 According to a Christchurch paper,’Mr Donohoe was born in County Galway, Ireland, just 43 years ago this week/but he began his journalistic career on the French newspaper of Sydney in 1892, and subsequently joined the “Evening News” staff, and further emphasised his Australianisation by marrying a clever Australian teacher, who was identified with various women’s movements. 

While on the “News,” he was an undistinguished, but most painstaking,’ hard-working, and deservedly-liked reporter, and in that capacity pricked the Rougemont bubble. His real career, however, was destined to be in a wider field than Australia afforded. He was interested in volunteering. He became a member of the crack New South Wales Lancer Regiment (now the First Australian Horse), and made one of the contingent which went to Aldershot for training. There it was noted for its efficiency, and set out for home via the Cape, having done well what it was sent to do. But when it reached Capetown it found the Boer War in full swing, and in spite of the extraordinary decision of the War Office that it did not want mounted men from the colonies, it volunteered, was at once sent to the front, and, under General French, highly distinguished itself, and formed a text from which tho purblind individuals in the War Office suddenly saw light and reversed their previous decision. 

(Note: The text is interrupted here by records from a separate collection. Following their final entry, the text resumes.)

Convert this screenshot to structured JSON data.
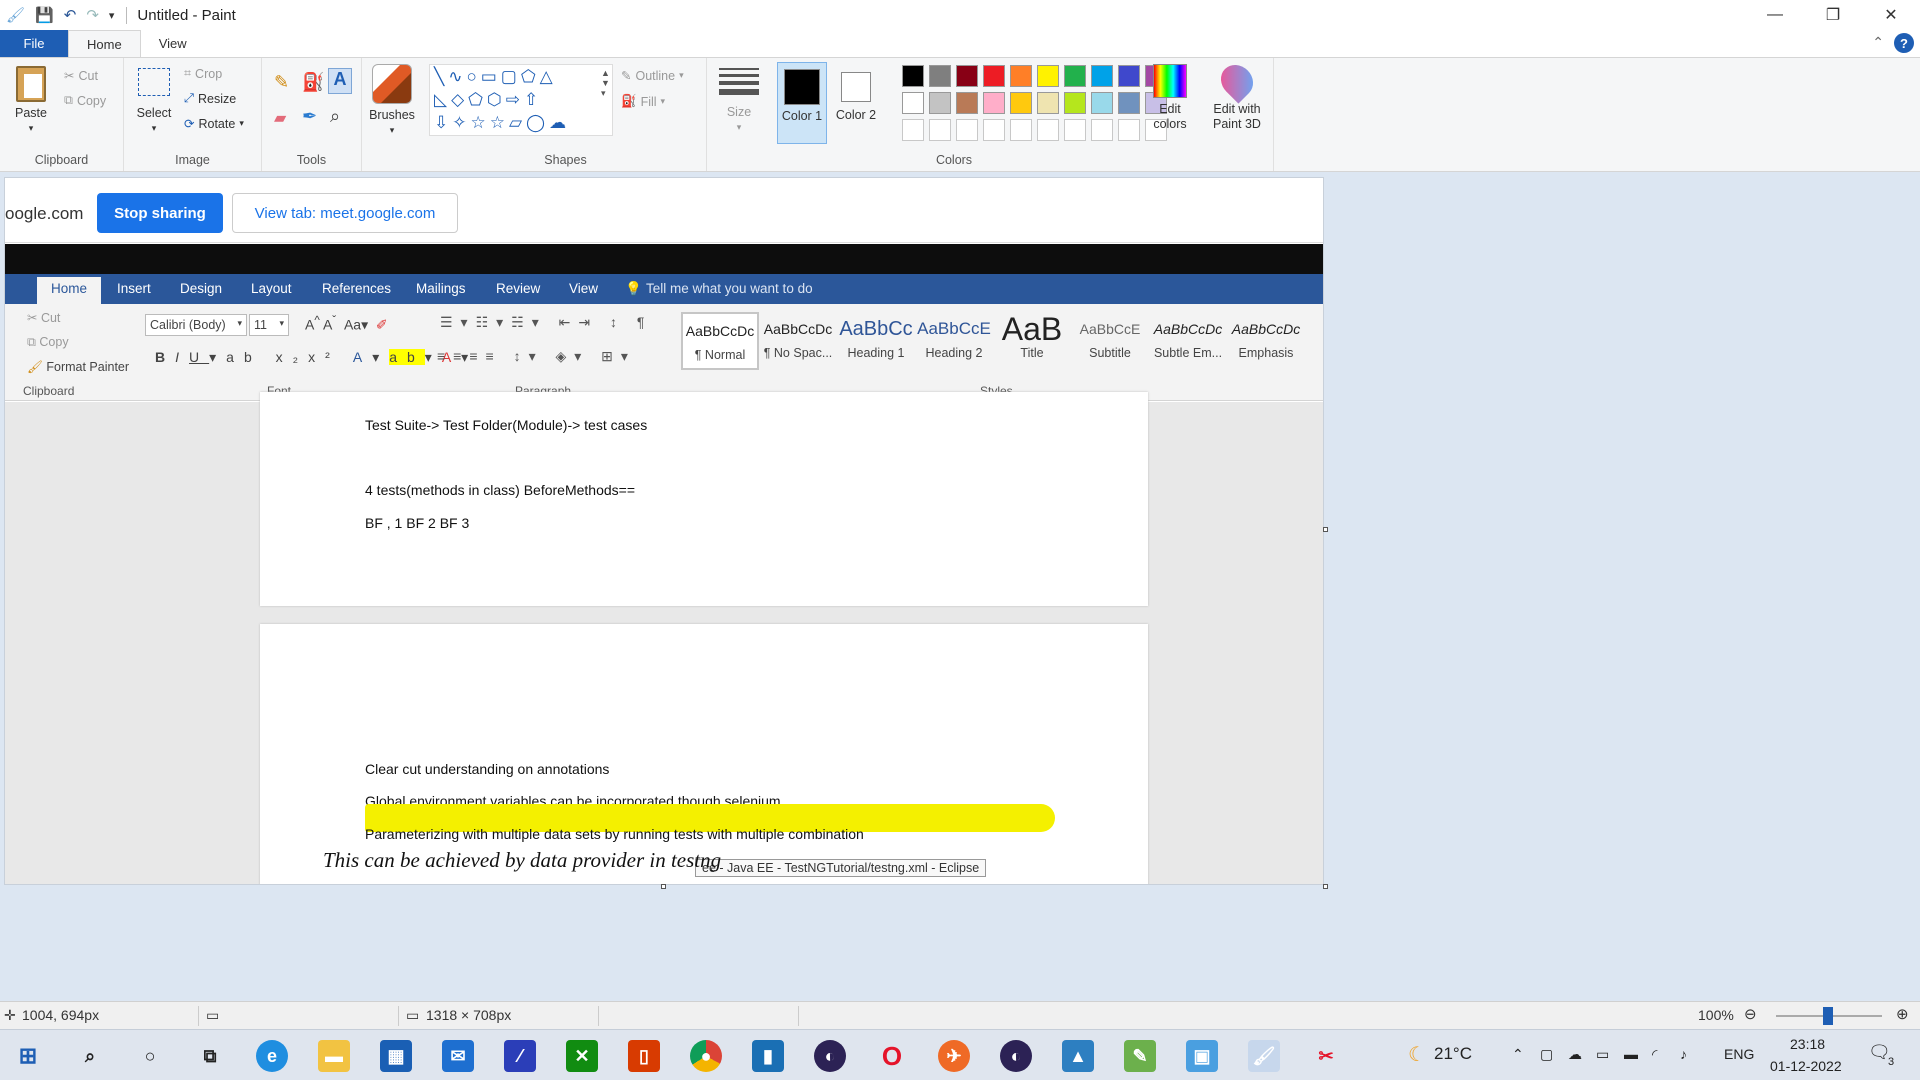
{
  "window": {
    "title": "Untitled - Paint",
    "minimize": "—",
    "restore": "❐",
    "close": "✕"
  },
  "menu": {
    "file": "File",
    "tabs": [
      "Home",
      "View"
    ],
    "help": "?"
  },
  "ribbon": {
    "clipboard": {
      "label": "Clipboard",
      "paste": "Paste",
      "cut": "Cut",
      "copy": "Copy"
    },
    "image": {
      "label": "Image",
      "select": "Select",
      "crop": "Crop",
      "resize": "Resize",
      "rotate": "Rotate"
    },
    "tools": {
      "label": "Tools"
    },
    "brushes": {
      "label": "Brushes"
    },
    "shapes": {
      "label": "Shapes",
      "outline": "Outline",
      "fill": "Fill"
    },
    "size": {
      "label": "Size"
    },
    "colors": {
      "label": "Colors",
      "color1": "Color 1",
      "color2": "Color 2",
      "edit_colors": "Edit colors",
      "edit_paint3d": "Edit with Paint 3D",
      "palette_row1": [
        "#000000",
        "#7f7f7f",
        "#880015",
        "#ed1c24",
        "#ff7f27",
        "#fff200",
        "#22b14c",
        "#00a2e8",
        "#3f48cc",
        "#a349a4"
      ],
      "palette_row2": [
        "#ffffff",
        "#c3c3c3",
        "#b97a57",
        "#ffaec9",
        "#ffc90e",
        "#efe4b0",
        "#b5e61d",
        "#99d9ea",
        "#7092be",
        "#c8bfe7"
      ]
    }
  },
  "canvas": {
    "share_bar": {
      "url": "oogle.com",
      "stop_sharing": "Stop sharing",
      "view_tab": "View tab: meet.google.com"
    },
    "word": {
      "tabs": [
        "Home",
        "Insert",
        "Design",
        "Layout",
        "References",
        "Mailings",
        "Review",
        "View"
      ],
      "tell_me": "Tell me what you want to do",
      "clipboard": {
        "label": "Clipboard",
        "cut": "Cut",
        "copy": "Copy",
        "format_painter": "Format Painter"
      },
      "font": {
        "label": "Font",
        "name": "Calibri (Body)",
        "size": "11"
      },
      "paragraph_label": "Paragraph",
      "styles_label": "Styles",
      "styles": [
        {
          "sample": "AaBbCcDc",
          "name": "¶ Normal"
        },
        {
          "sample": "AaBbCcDc",
          "name": "¶ No Spac..."
        },
        {
          "sample": "AaBbCc",
          "name": "Heading 1"
        },
        {
          "sample": "AaBbCcE",
          "name": "Heading 2"
        },
        {
          "sample": "AaB",
          "name": "Title"
        },
        {
          "sample": "AaBbCcE",
          "name": "Subtitle"
        },
        {
          "sample": "AaBbCcDc",
          "name": "Subtle Em..."
        },
        {
          "sample": "AaBbCcDc",
          "name": "Emphasis"
        }
      ],
      "page1_lines": [
        "Test Suite-> Test Folder(Module)-> test cases",
        "4 tests(methods in class) BeforeMethods==",
        "BF , 1 BF 2 BF 3"
      ],
      "page2_lines": [
        "Clear cut understanding on annotations",
        "Global environment variables can be incorporated though selenium",
        "Parameterizing with multiple data sets by running tests with multiple combination"
      ],
      "tooltip": "ee - Java EE - TestNGTutorial/testng.xml - Eclipse"
    },
    "handwritten_note": "This can be achieved by data provider in testng"
  },
  "status": {
    "cursor_pos": "1004, 694px",
    "canvas_size": "1318 × 708px",
    "zoom": "100%"
  },
  "taskbar": {
    "weather": "21°C",
    "lang": "ENG",
    "time": "23:18",
    "date": "01-12-2022",
    "notifications": "3"
  }
}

With the forces was Mr Lambie, an Australian journalist acting for the London “Daily Chronicle” and Australian papers, and on his death the journalistic member of the Lancers immediately took up his despatches, and did so well that he was speedily made the “Chronicle’s” regular correspondent and detached from his troop. Mr Donohoe did distinguished work in every big movement in the war; incidentally was captured, and released at the fall of Pretoria; went through the Russo-Japanese war with the first army under Kuroki, travelled extensively for his paper, doing great functions for it, was in Constantinople when it fell to the Young Turks and through the revolution, was the first to interview the new Sultan, and got a similarly exclusive scoop of the Portuguese revolution, escaping from Lisborn with his account of the street fighting. 

And now he has made a bigger scoop still by being the only correspondent to get away an account of the last great battle. One factor has been Mr Donohoe’s excellent French, an accomplishment which his wife shares with him. It has helped him immensely in foreign campaigns, and it has made him, when not on the warpath, Paris representative of the “Daily Chronicle,” installed in a delightful suite, where he is tho same competent, unassuming, good-hearted fellow to his old friends that he was when he was a reporter on the Sydney “Evening News.” Martin Donohoe deserves every success that comes to him.

Posted in Posts and podcasts

Claddagh Ring 1926

Claddagh Ring Wikimedia Commons
Claddagh Ring
Wikimedia Commons


Among quaint old marriage rings, prized and sought after by collectors, the Claddagh ring is probably the rarest. Claddagh is a little district in the north-west of Galway, and its people are popularly supposed to date back to the Armada. Colour has been lent to this belief because the people are tall and dark, and quite unlike other Galway folk, but it is certain that they date far behind and beyond the Armada and their origin is a mystery. 

The Claddagh people rarely marry outside their own race. They have always used as marriage rings heavy gold bands, with hands clasped round a heart, and for many centuries these rings have passed from father to son, and each has been given to many a dark-browed bride. On the inner surface of the band the initials of the man and the woman are engraved. 

In one ring, which is hundreds of years old, the initials, some roughly carved, almost cover the time- smoothed gold. Irish jewellers make many replicas of these mysterious old rings, but the expert collector can easily detect the modern imitation, and owners of the genuine antiques prize them greatly. The one mentioned had been sought for seven years before a lucky chance brought its present posessor into contact with an old Galway woman who was willing to sell her treasure.